**EXERCISE BRIEF**
Set down all the data again. Change nothing.

**MATERIAL PROVIDED**
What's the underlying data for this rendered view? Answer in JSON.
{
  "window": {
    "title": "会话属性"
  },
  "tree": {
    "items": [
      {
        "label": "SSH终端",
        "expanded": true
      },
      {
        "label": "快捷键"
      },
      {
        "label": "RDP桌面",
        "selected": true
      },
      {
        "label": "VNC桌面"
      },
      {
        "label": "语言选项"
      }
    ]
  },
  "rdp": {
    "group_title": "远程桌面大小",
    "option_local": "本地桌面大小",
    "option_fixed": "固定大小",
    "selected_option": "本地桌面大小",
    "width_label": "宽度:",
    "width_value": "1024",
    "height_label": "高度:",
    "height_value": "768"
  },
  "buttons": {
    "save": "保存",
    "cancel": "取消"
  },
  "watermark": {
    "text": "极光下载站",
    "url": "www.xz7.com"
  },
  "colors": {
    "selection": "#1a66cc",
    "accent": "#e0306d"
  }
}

**SOLUTION FOR THIS TASK**
What's the underlying data for this rendered view? Answer in JSON.
{
  "window": {
    "title": "会话属性"
  },
  "tree": {
    "items": [
      {
        "label": "SSH终端",
        "expanded": true
      },
      {
        "label": "快捷键"
      },
      {
        "label": "RDP桌面",
        "selected": true
      },
      {
        "label": "VNC桌面"
      },
      {
        "label": "语言选项"
      }
    ]
  },
  "rdp": {
    "group_title": "远程桌面大小",
    "option_local": "本地桌面大小",
    "option_fixed": "固定大小",
    "selected_option": "本地桌面大小",
    "width_label": "宽度:",
    "width_value": "1024",
    "height_label": "高度:",
    "height_value": "768"
  },
  "buttons": {
    "save": "保存",
    "cancel": "取消"
  },
  "watermark": {
    "text": "极光下载站",
    "url": "www.xz7.com"
  },
  "colors": {
    "selection": "#1a66cc",
    "accent": "#e0306d"
  }
}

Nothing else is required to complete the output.